[What to work on]:
Each line below with the word "number" needs to be copied.
====
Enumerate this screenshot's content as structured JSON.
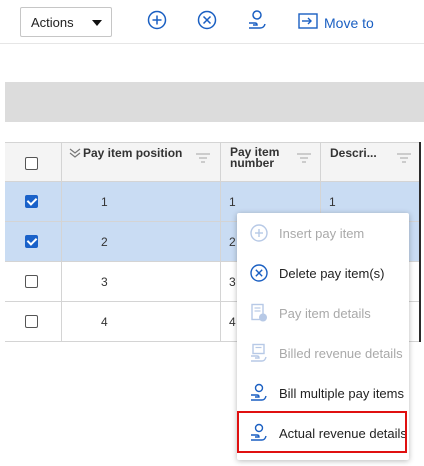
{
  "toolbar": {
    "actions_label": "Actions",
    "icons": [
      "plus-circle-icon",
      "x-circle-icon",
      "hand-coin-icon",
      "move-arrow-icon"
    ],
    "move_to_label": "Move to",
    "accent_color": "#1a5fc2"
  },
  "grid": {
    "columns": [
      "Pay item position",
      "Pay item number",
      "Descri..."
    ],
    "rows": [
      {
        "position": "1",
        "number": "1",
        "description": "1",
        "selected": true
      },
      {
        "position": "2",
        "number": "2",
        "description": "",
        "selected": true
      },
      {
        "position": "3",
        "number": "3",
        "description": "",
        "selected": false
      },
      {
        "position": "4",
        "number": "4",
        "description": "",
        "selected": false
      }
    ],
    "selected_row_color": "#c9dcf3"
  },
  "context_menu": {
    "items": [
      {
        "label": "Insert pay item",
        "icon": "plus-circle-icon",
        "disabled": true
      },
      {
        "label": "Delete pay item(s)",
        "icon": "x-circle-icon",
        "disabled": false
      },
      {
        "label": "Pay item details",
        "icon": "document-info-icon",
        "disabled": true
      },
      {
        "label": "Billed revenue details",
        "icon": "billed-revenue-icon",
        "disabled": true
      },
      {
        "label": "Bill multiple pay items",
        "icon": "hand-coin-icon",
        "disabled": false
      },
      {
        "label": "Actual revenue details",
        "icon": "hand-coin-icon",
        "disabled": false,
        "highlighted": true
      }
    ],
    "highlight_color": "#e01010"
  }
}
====
[Solved problem]:
      "Pay item number",
        "number": "1",
        "number": "2",
        "number": "3",
        "number": "4",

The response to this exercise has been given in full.